## WORK TO COMPLETE:
Report back each line of the records that contains the string "شماره".

## EXTRACTED INFORMATION:

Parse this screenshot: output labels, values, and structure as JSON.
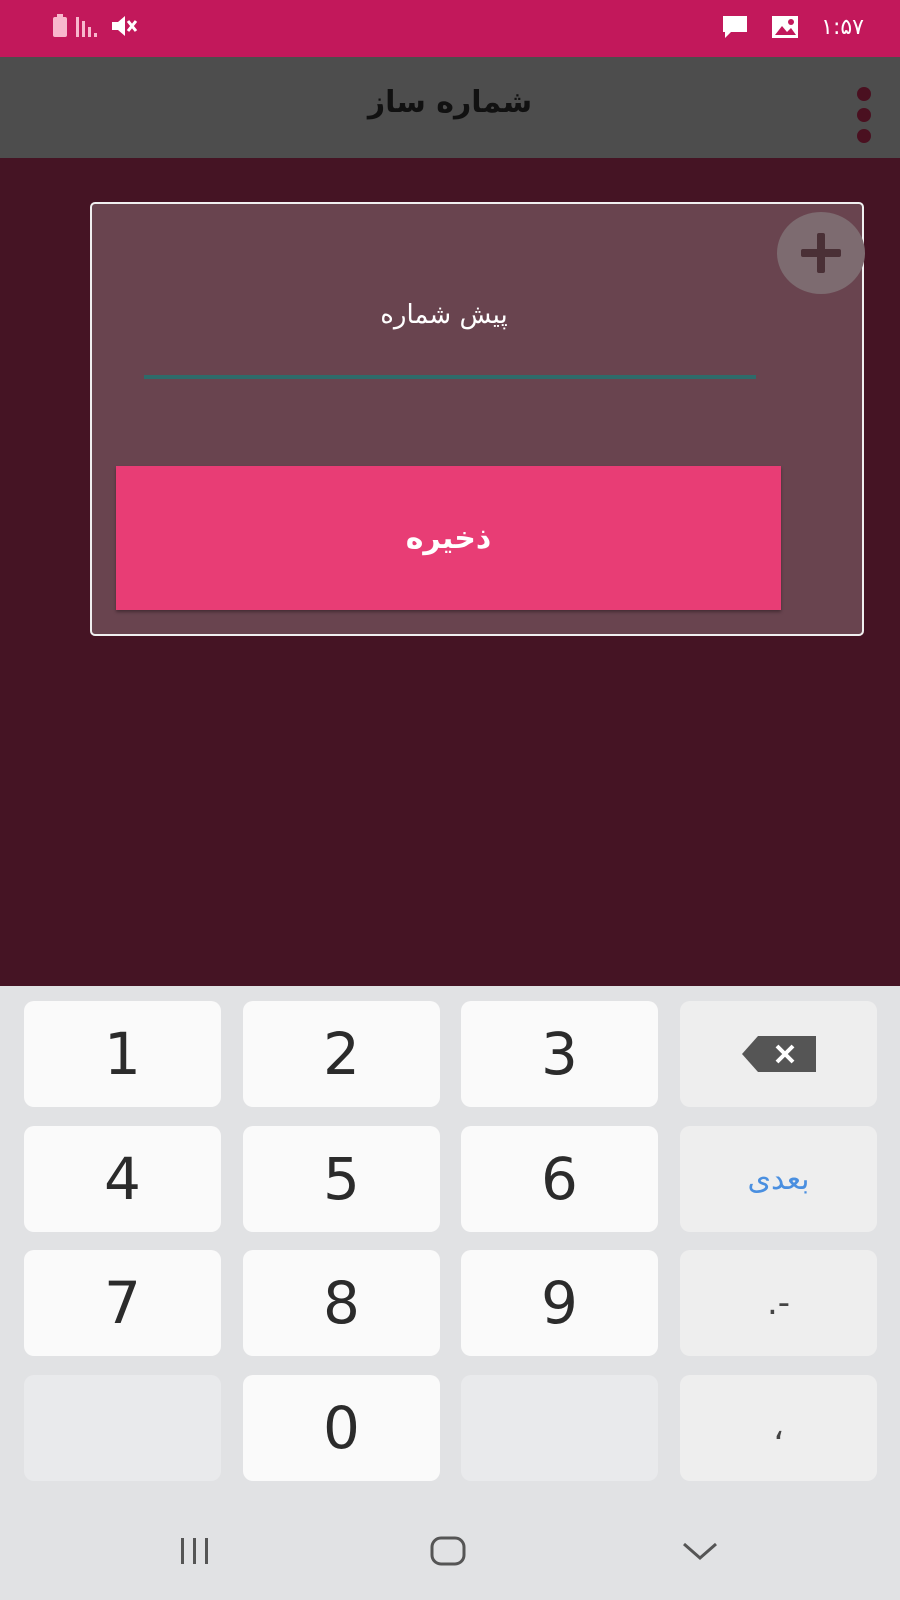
{
  "status_bar": {
    "time": "۱:۵۷",
    "icons": [
      "battery-icon",
      "signal-icon",
      "mute-icon",
      "message-icon",
      "gallery-icon"
    ]
  },
  "app_bar": {
    "title": "شماره ساز",
    "menu_icon": "more-vert-icon"
  },
  "form": {
    "prefix_label": "پیش شماره",
    "save_label": "ذخیره",
    "add_icon": "add-circle-icon"
  },
  "keyboard": {
    "rows": [
      [
        "1",
        "2",
        "3",
        "backspace"
      ],
      [
        "4",
        "5",
        "6",
        "بعدی"
      ],
      [
        "7",
        "8",
        "9",
        ".-"
      ],
      [
        "",
        "0",
        "",
        "،"
      ]
    ],
    "k1": "1",
    "k2": "2",
    "k3": "3",
    "k4": "4",
    "k5": "5",
    "k6": "6",
    "k7": "7",
    "k8": "8",
    "k9": "9",
    "k0": "0",
    "next": "بعدی",
    "dot_dash": ".-",
    "comma": "،"
  },
  "nav_bar": {
    "icons": [
      "recent-apps-icon",
      "home-icon",
      "back-icon"
    ]
  },
  "colors": {
    "status_bar": "#c2185b",
    "app_bar": "#4d4d4d",
    "background": "#451424",
    "card": "#69444f",
    "save_button": "#e83d75",
    "underline": "#2e6b6a",
    "keyboard": "#e1e2e4",
    "next_key_text": "#4a8fe0"
  }
}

## EXPECTED ANSWER:
    "title": "شماره ساز",
    "prefix_label": "پیش شماره",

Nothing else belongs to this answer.